When it comes to horror, less is usually more. And with the “Paranormal Activity” series, it is apparently so much more that it has prompted the release of a fourth movie. While the movie delivers the familiar, likable chills and thuds of the previous films, it follows such a long series that its well of scares has started to run dry.
This time, “Paranormal Activity 4” moves from California to Nevada to follow 15-year-old Alex (Kathryn Newton) and her family. When a new neighbor is hospitalized, the family takes in the victim’s son, Robbie (Brady Allen), for a few days. Strange noises and mysterious images appear on camera with increasing frequency soon after.
The writing is typical “Paranormal Activity” grade. It contains some everyday lines, which the actors rattle off with casualness in the beginning and with bland frustration in the end. Allen is the most memorable as the quintessential creepy kid, with his unnerving expression and cold lines.
Directors Henry Joost and Ariel Schulman, also the directors of “Paranormal Activity 3,” have certainly mastered the successful formula of the previous films: an exposition in a sunny rural home that establishes the characters, and a handheld camera system. In the case of this film, Alex’s friend Ben (Matt Shively) sets up the family’s numerous laptops to record the happenings. After a slow build-up involving some false scares, tension mounts when some actual strange activity occurs.
Even the most hardcore “Paranormal Activity” fans may find this movie predictable. It uses the same game of camera roulette to cycle through the various shots of a sleeping house, trying to keep the audience guessing where the next loud stop or moving object will occur. The rate of the escalation of scares feels rather straightforward; the only exciting new scare tactic involves a Nintendo Wii. At night, the sensors of the Wii, combined with a night vision camera, allow for some cool motion-detection shots of ghosts.
In addition to the predictability of scares, their scarcity makes the film feel especially insubstantial. It could partially be because of their expectancy, but there seemed to be less activity, paranormal or otherwise, that really sticks out. With the exception of the Wii scenes, as well as ones involving a knife and then a bathtub, the film relies on its same old grab bag of tricks.
In addition, this film seems to follow its predecessors by revealing more of the mythology of the ghost through the characters conducting research on the Internet. But while the previous films revealed at least some new story elements, the ones emphasized in “Paranormal Activity 4” show almost nothing new. In fact, it’s mostly repetition of elements the audiences who have seen the other films probably knew already.

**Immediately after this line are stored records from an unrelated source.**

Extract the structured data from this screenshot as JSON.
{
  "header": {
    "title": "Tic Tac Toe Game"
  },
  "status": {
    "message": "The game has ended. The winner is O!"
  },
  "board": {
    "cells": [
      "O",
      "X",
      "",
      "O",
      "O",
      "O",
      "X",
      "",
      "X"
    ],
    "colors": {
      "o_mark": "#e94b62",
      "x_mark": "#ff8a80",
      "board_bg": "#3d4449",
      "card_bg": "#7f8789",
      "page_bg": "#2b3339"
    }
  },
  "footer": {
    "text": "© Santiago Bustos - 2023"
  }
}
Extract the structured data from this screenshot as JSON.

One of the film’s most obvious cheap tricks involves quick cuts prior to a scare scene. If the film holds its scare until a minute or two later, or in an attempt to cut out time, the camera frequently jumps without warning to a different part of the scene. The technique pops up repeatedly and is especially disappointing when a startling change amounts to so little.
In the spirit of Halloween, the film makes some obvious references to classic horror films. The most obvious is probably in dedication to “The Shining,” when in “Paranormal Activity 4,” Alex’s brother Wyatt (Aiden Lovekamp) rides around on a plastic tricycle on the hardwood floor.

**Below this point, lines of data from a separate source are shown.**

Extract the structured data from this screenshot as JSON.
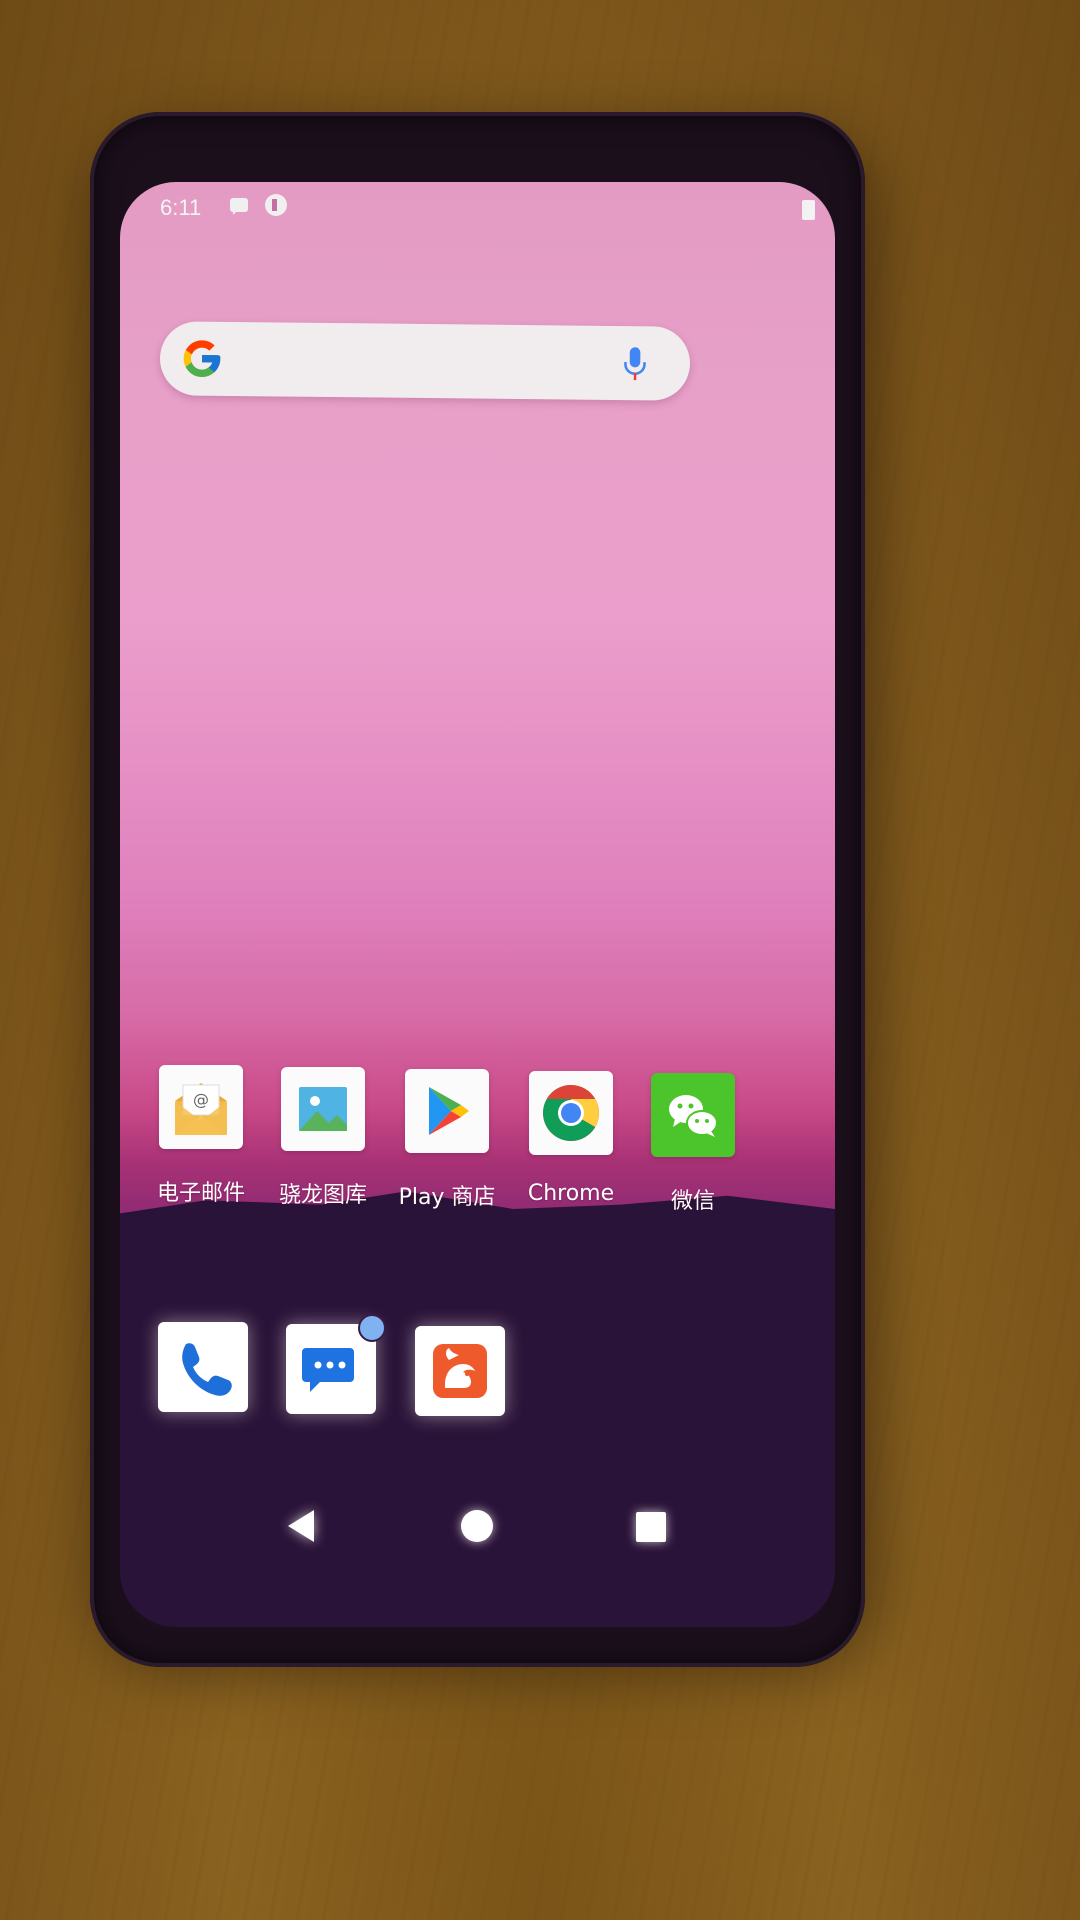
{
  "status_bar": {
    "time": "6:11",
    "icons": [
      "message-notification-icon",
      "app-notification-icon",
      "battery-icon"
    ]
  },
  "search_widget": {
    "logo": "google-g-icon",
    "voice": "microphone-icon"
  },
  "home_apps": [
    {
      "label": "电子邮件",
      "icon": "email-icon"
    },
    {
      "label": "骁龙图库",
      "icon": "gallery-icon"
    },
    {
      "label": "Play 商店",
      "icon": "play-store-icon"
    },
    {
      "label": "Chrome",
      "icon": "chrome-icon"
    },
    {
      "label": "微信",
      "icon": "wechat-icon"
    }
  ],
  "dock_apps": [
    {
      "icon": "phone-icon",
      "badge": false
    },
    {
      "icon": "messaging-icon",
      "badge": true
    },
    {
      "icon": "uc-browser-icon",
      "badge": false
    }
  ],
  "navigation": {
    "buttons": [
      "back-icon",
      "home-icon",
      "recents-icon"
    ]
  },
  "colors": {
    "wallpaper_top": "#e39bc3",
    "wallpaper_middle": "#d66aa6",
    "wallpaper_bottom": "#2a1036",
    "wechat_green": "#4cc42b",
    "phone_blue": "#1e6fd9",
    "uc_orange": "#ef5a2c"
  }
}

The film’s climax is also the most disappointing of the four films. Not only does it arrive and end too suddenly, but also it draws heavily from a previous movie in terms of frightening aspects.
“Paranormal Activity 4” leaves the possibility for another film wide open, because this film does not fully resolve the story with finality. However, this fourth film leaves more to be desired. With its predictable scares and unsatisfactory attempt at enhancing the story, “Paranormal Activity 4” disappoints as a holiday horror film.
Overall rating: 2 stars
When it comes to horror, less is usually more. And with the “Paranormal Activity” series, it is apparently so much more that it has prompted the release of a fourth movie.